Another thing that comes to mind is some sort of parasite infestation or fungal infection. Parasites can be introduced on a simple outing like a walk, so your dog doesn't necessarily have to do anything out of the ordinary to be affected. Parasites alone can cause hair loss, irritation, peeling, infection, itching, and other types of irritation, but some of these symptoms also occur due to the dog himself - the licking, again.
So that's one possibility. If this is the case, he'll need two doses of a parasite medication, ten days apart, and depending on how bad his skin is looking, he may need antibiotics as well. If a fungal infection, like a yeast infection, is to blame, this too will require medications from the vet. So that's something else your vet will need to investigate.
In your dog's case, I would recommend a trip to the vet for an exam. In the meantime, he'll need to be washed twice daily to help heal the area.
Wash the affected area twice a day. Use some antibacterial soap - like Dial - and wash the whole area to help kill bacteria. Rinse very very well and dry him off. Then, get some Betadine (a liquid found in the first aid section of the drug store) and put some on a cotton ball and apply it generously to any areas of broken skin. Then, dab a tiny bit of antibiotic ointment on any crusty areas or area of broken skin. You'll need to disinfect with betadine and apply the ointment twice daily until you can see the vet - which I would recommend ASAP. The cleanings will help limit infection.
Also, if he's itchy, try some hydrocortisone spray (or cream if the itchy area is mostly hairless), found in pet stores. This will help with the itching, and it should help the situation from getting worse in terms of breaking open the skin due to scratching or licking. This should help, but be sure to apply the cream or spray before the antibiotic ointment.
Also, photograph the area once a day. This will help you track the progress. Once we begin cleaning the area, and limit the access with a lampshade collar, it should start to improve. If it doesn't, then that's a sign that a return trip to the vet is required.
Here's a couple of articles you may find helpful:
Let me know if you have any additional questions. And I hope your little friend is feeling better soon!
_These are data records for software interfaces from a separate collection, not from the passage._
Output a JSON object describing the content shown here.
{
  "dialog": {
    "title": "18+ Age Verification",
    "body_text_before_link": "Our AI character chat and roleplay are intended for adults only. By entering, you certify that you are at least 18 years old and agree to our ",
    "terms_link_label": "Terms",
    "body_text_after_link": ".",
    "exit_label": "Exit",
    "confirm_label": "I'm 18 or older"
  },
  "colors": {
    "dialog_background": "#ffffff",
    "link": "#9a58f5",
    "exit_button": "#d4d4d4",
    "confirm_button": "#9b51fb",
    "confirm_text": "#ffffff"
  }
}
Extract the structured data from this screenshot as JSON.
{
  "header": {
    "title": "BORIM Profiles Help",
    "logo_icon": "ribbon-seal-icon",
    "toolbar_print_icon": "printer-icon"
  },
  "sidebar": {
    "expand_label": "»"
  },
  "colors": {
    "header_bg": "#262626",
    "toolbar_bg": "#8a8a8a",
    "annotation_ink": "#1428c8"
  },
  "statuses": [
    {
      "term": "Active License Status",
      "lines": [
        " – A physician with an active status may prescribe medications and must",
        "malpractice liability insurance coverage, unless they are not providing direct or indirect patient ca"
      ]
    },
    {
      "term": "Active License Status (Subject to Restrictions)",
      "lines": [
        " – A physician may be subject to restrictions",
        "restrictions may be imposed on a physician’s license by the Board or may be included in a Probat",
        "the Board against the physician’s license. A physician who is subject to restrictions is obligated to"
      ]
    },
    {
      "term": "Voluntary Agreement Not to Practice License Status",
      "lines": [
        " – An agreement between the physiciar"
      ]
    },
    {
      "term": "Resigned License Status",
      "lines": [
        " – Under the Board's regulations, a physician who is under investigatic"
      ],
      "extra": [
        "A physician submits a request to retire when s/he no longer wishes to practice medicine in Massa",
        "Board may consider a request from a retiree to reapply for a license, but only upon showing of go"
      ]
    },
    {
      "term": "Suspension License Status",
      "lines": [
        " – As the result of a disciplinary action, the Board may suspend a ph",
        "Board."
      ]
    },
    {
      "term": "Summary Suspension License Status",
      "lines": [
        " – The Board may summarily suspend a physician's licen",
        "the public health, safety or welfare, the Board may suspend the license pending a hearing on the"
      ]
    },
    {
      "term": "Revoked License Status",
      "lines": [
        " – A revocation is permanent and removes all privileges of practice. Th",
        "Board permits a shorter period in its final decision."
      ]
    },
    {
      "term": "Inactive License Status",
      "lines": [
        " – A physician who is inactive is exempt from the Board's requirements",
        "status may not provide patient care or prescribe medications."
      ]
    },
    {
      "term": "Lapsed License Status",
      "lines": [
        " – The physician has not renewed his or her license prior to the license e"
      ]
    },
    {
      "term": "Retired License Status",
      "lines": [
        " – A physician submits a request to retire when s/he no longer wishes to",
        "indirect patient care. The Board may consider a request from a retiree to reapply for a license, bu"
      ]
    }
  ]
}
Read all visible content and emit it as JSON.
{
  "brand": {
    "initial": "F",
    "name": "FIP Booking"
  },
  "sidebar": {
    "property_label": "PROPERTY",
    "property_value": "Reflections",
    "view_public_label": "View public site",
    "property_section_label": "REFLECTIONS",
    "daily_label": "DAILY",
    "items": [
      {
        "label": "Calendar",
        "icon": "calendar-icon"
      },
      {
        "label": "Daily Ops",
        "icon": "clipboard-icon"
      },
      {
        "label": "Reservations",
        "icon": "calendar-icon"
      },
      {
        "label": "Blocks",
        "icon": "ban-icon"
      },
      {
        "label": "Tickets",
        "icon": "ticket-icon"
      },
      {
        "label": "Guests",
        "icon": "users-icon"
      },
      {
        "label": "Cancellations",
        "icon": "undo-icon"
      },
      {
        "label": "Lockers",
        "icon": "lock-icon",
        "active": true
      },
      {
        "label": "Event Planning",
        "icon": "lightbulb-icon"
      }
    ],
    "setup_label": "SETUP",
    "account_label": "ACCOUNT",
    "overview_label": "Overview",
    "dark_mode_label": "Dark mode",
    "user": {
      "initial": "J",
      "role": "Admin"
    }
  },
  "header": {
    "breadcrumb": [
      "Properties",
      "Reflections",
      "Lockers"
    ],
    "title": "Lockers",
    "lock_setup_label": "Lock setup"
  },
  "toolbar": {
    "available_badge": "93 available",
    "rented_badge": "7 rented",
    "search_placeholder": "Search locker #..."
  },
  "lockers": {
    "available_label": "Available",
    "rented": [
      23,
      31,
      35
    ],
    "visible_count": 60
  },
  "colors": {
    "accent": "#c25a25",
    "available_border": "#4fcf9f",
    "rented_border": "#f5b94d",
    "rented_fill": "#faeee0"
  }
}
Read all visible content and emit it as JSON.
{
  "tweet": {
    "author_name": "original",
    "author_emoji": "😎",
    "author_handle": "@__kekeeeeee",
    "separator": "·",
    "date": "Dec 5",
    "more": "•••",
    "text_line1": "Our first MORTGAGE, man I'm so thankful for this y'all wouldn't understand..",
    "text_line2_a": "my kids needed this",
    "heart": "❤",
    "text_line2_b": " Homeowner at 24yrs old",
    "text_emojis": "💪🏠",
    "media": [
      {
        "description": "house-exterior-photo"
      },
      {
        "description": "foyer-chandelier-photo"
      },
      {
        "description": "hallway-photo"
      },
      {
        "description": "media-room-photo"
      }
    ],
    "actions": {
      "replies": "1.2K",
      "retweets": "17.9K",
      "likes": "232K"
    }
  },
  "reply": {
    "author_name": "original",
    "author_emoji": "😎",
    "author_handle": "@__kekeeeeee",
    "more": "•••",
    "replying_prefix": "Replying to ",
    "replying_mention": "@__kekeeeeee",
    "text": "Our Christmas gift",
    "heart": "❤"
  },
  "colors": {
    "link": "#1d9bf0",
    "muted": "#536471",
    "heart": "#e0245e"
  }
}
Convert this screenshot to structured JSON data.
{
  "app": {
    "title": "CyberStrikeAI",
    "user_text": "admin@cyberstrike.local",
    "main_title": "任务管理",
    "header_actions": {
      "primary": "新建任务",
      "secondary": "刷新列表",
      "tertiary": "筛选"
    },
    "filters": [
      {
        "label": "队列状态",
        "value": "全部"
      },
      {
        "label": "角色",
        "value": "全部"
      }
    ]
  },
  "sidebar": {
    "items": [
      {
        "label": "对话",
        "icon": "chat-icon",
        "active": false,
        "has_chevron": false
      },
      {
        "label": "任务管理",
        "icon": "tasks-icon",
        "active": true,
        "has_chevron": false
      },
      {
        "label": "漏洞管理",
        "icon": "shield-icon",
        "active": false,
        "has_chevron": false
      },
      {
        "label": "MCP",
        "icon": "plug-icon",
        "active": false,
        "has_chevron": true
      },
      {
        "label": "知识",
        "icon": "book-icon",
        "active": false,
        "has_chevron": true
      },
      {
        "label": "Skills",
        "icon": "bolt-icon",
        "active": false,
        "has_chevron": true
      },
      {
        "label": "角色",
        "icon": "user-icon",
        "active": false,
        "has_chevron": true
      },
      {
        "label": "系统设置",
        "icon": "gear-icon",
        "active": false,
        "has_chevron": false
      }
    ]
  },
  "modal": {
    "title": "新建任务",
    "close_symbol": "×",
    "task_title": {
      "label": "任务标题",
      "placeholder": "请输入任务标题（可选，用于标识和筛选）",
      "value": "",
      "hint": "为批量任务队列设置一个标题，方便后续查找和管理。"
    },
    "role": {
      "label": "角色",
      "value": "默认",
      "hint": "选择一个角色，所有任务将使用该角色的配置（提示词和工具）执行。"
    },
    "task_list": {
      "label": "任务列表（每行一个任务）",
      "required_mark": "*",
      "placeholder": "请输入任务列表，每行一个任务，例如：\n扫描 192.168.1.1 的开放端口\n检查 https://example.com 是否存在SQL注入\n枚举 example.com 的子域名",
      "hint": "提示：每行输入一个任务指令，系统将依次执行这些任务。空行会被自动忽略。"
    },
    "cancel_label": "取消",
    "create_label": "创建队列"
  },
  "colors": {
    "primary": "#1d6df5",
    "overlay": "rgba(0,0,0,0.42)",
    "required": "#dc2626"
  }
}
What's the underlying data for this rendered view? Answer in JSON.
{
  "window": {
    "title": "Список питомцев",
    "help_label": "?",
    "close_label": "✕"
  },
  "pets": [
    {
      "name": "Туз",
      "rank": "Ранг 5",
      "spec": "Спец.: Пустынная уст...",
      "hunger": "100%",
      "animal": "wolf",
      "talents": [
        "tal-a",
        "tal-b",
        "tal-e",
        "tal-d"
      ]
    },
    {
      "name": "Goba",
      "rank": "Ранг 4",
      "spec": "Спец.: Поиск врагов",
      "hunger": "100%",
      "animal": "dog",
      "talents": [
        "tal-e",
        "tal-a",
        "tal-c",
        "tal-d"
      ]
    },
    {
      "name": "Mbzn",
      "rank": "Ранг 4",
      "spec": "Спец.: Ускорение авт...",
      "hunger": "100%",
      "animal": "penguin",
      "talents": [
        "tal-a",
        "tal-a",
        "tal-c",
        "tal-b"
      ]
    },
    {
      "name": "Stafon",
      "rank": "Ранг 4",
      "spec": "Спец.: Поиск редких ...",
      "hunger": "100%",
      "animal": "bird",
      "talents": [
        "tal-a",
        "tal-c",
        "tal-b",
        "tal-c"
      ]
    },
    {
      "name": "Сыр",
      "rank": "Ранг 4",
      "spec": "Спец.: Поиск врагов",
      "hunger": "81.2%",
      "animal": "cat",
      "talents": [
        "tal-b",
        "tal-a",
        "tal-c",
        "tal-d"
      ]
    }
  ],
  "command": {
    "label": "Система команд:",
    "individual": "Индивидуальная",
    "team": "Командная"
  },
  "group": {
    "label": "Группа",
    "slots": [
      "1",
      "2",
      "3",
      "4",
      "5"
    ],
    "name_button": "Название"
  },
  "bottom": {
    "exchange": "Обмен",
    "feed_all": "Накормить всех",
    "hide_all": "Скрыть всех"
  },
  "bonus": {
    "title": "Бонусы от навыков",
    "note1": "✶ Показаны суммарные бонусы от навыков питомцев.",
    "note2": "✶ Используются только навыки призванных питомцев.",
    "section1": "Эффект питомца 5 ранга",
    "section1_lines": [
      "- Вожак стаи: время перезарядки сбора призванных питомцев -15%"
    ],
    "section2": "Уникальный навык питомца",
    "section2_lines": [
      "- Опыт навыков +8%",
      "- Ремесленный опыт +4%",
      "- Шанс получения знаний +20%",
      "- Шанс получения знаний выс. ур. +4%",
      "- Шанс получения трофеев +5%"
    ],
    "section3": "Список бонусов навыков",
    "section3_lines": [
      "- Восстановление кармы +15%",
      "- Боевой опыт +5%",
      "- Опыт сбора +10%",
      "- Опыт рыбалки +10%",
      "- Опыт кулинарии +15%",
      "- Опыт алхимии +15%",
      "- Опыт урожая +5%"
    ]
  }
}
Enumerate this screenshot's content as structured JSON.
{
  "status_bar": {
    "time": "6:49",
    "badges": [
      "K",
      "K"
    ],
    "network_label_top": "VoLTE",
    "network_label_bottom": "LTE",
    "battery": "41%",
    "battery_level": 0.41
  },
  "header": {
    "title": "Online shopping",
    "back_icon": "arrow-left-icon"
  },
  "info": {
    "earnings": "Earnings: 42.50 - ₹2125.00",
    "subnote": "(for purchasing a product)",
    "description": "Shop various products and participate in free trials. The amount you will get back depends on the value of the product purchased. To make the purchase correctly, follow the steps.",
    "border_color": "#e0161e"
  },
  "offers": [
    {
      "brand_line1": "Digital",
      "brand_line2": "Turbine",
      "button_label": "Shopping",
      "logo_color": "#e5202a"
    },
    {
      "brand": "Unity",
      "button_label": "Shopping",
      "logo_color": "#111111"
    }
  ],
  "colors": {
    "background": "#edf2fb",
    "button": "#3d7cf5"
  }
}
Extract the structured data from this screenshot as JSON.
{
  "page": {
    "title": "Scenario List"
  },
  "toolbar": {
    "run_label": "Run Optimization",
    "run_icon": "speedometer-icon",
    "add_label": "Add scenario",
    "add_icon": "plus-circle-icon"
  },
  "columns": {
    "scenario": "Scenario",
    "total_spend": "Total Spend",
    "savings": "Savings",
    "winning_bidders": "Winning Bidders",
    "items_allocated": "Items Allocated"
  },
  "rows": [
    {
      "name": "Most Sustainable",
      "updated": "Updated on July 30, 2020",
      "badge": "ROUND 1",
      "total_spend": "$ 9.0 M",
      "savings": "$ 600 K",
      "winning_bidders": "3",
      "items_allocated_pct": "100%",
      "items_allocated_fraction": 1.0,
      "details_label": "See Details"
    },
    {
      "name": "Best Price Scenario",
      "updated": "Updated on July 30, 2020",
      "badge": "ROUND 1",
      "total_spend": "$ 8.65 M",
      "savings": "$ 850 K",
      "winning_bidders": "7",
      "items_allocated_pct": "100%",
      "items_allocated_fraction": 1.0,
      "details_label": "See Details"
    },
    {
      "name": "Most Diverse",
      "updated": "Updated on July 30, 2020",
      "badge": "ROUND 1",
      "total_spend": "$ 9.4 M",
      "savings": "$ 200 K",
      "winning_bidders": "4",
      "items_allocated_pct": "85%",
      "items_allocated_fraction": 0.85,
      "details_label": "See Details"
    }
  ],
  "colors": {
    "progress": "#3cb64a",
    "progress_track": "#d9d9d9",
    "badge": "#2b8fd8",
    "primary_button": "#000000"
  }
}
Customer: replied 9 years ago.

The dog has not been licking or paying attention to this area at all. I have been doing the Dermaone as I notice this condition.

Expert:  Mia Carter replied 9 years ago.

Hello there.

Your dog does not need to be licking or paying the area for any of these scenarios to be the case. Is it common in some instances? Yes. Necessary for a fungal infection, parasite infestation, trauma, or infection to be present? No.

The vet is absolutely the best option, as I mentioned, as we have no way to determine conclusively what this is at home and therefore we cannot treat it. The best you can do is keep the area clean as I instructed to help prevent secondary infection and irritation.

I hope your dog is feeling better soon.